**HOW TO COMPLETE THIS TASK**.
Give the data below again, word for word.

**DATA RECORDS**.
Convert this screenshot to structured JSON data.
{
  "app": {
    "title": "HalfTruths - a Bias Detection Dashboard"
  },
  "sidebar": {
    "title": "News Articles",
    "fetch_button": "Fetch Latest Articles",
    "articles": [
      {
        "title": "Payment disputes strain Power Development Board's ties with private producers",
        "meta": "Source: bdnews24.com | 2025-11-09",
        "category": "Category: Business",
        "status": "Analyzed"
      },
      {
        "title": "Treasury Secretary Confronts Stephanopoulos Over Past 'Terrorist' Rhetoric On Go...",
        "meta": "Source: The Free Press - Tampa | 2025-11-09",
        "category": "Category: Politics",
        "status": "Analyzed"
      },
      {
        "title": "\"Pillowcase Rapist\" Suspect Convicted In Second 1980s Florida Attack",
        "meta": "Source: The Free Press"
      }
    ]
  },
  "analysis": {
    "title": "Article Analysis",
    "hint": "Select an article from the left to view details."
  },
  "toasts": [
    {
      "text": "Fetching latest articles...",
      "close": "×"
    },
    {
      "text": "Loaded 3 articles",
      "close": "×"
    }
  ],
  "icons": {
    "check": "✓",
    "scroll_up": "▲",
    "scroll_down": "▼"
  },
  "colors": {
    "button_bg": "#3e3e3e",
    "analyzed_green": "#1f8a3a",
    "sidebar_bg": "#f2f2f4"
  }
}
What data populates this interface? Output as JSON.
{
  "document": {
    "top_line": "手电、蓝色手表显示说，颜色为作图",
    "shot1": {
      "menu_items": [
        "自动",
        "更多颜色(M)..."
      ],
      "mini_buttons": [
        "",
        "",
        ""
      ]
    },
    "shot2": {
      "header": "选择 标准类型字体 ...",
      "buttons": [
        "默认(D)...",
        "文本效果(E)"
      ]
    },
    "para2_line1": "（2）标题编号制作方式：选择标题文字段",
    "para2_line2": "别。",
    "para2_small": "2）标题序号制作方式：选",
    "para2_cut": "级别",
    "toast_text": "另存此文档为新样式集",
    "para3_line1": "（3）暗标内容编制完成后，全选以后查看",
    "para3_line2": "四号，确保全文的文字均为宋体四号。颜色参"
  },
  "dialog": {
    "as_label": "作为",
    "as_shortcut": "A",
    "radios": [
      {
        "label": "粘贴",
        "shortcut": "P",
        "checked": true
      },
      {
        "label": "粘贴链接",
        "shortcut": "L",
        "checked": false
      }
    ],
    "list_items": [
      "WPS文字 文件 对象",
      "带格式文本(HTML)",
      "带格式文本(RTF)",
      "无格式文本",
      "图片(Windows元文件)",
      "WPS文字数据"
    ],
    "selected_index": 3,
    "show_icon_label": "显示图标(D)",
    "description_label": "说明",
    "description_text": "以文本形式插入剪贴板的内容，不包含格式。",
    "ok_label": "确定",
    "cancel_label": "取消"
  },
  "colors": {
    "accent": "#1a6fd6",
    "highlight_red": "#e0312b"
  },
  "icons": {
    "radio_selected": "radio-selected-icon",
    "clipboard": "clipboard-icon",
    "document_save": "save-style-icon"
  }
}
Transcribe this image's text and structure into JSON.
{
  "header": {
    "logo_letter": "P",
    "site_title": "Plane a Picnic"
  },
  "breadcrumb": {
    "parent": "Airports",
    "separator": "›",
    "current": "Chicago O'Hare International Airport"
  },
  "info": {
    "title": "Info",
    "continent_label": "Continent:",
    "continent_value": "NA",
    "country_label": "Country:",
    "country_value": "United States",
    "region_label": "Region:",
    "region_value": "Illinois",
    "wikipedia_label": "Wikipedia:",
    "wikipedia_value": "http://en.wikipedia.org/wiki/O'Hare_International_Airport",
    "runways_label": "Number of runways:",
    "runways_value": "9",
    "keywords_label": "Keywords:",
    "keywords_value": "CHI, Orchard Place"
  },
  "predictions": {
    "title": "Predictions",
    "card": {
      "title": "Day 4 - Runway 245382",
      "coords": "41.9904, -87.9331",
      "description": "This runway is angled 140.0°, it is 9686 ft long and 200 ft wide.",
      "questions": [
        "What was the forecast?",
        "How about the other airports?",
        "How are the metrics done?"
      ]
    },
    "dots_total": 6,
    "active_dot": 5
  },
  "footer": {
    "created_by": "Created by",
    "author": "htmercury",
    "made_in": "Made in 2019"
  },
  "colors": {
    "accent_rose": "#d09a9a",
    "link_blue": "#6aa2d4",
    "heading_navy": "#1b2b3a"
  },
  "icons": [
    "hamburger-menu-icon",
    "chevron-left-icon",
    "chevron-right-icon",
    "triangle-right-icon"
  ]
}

**EXERCISE OUTPUT**.
Convert this screenshot to structured JSON data.
{
  "app": {
    "title": "HalfTruths - a Bias Detection Dashboard"
  },
  "sidebar": {
    "title": "News Articles",
    "fetch_button": "Fetch Latest Articles",
    "articles": [
      {
        "title": "Payment disputes strain Power Development Board's ties with private producers",
        "meta": "Source: bdnews24.com | 2025-11-09",
        "category": "Category: Business",
        "status": "Analyzed"
      },
      {
        "title": "Treasury Secretary Confronts Stephanopoulos Over Past 'Terrorist' Rhetoric On Go...",
        "meta": "Source: The Free Press - Tampa | 2025-11-09",
        "category": "Category: Politics",
        "status": "Analyzed"
      },
      {
        "title": "\"Pillowcase Rapist\" Suspect Convicted In Second 1980s Florida Attack",
        "meta": "Source: The Free Press"
      }
    ]
  },
  "analysis": {
    "title": "Article Analysis",
    "hint": "Select an article from the left to view details."
  },
  "toasts": [
    {
      "text": "Fetching latest articles...",
      "close": "×"
    },
    {
      "text": "Loaded 3 articles",
      "close": "×"
    }
  ],
  "icons": {
    "check": "✓",
    "scroll_up": "▲",
    "scroll_down": "▼"
  },
  "colors": {
    "button_bg": "#3e3e3e",
    "analyzed_green": "#1f8a3a",
    "sidebar_bg": "#f2f2f4"
  }
}
What data populates this interface? Output as JSON.
{
  "document": {
    "top_line": "手电、蓝色手表显示说，颜色为作图",
    "shot1": {
      "menu_items": [
        "自动",
        "更多颜色(M)..."
      ],
      "mini_buttons": [
        "",
        "",
        ""
      ]
    },
    "shot2": {
      "header": "选择 标准类型字体 ...",
      "buttons": [
        "默认(D)...",
        "文本效果(E)"
      ]
    },
    "para2_line1": "（2）标题编号制作方式：选择标题文字段",
    "para2_line2": "别。",
    "para2_small": "2）标题序号制作方式：选",
    "para2_cut": "级别",
    "toast_text": "另存此文档为新样式集",
    "para3_line1": "（3）暗标内容编制完成后，全选以后查看",
    "para3_line2": "四号，确保全文的文字均为宋体四号。颜色参"
  },
  "dialog": {
    "as_label": "作为",
    "as_shortcut": "A",
    "radios": [
      {
        "label": "粘贴",
        "shortcut": "P",
        "checked": true
      },
      {
        "label": "粘贴链接",
        "shortcut": "L",
        "checked": false
      }
    ],
    "list_items": [
      "WPS文字 文件 对象",
      "带格式文本(HTML)",
      "带格式文本(RTF)",
      "无格式文本",
      "图片(Windows元文件)",
      "WPS文字数据"
    ],
    "selected_index": 3,
    "show_icon_label": "显示图标(D)",
    "description_label": "说明",
    "description_text": "以文本形式插入剪贴板的内容，不包含格式。",
    "ok_label": "确定",
    "cancel_label": "取消"
  },
  "colors": {
    "accent": "#1a6fd6",
    "highlight_red": "#e0312b"
  },
  "icons": {
    "radio_selected": "radio-selected-icon",
    "clipboard": "clipboard-icon",
    "document_save": "save-style-icon"
  }
}
Transcribe this image's text and structure into JSON.
{
  "header": {
    "logo_letter": "P",
    "site_title": "Plane a Picnic"
  },
  "breadcrumb": {
    "parent": "Airports",
    "separator": "›",
    "current": "Chicago O'Hare International Airport"
  },
  "info": {
    "title": "Info",
    "continent_label": "Continent:",
    "continent_value": "NA",
    "country_label": "Country:",
    "country_value": "United States",
    "region_label": "Region:",
    "region_value": "Illinois",
    "wikipedia_label": "Wikipedia:",
    "wikipedia_value": "http://en.wikipedia.org/wiki/O'Hare_International_Airport",
    "runways_label": "Number of runways:",
    "runways_value": "9",
    "keywords_label": "Keywords:",
    "keywords_value": "CHI, Orchard Place"
  },
  "predictions": {
    "title": "Predictions",
    "card": {
      "title": "Day 4 - Runway 245382",
      "coords": "41.9904, -87.9331",
      "description": "This runway is angled 140.0°, it is 9686 ft long and 200 ft wide.",
      "questions": [
        "What was the forecast?",
        "How about the other airports?",
        "How are the metrics done?"
      ]
    },
    "dots_total": 6,
    "active_dot": 5
  },
  "footer": {
    "created_by": "Created by",
    "author": "htmercury",
    "made_in": "Made in 2019"
  },
  "colors": {
    "accent_rose": "#d09a9a",
    "link_blue": "#6aa2d4",
    "heading_navy": "#1b2b3a"
  },
  "icons": [
    "hamburger-menu-icon",
    "chevron-left-icon",
    "chevron-right-icon",
    "triangle-right-icon"
  ]
}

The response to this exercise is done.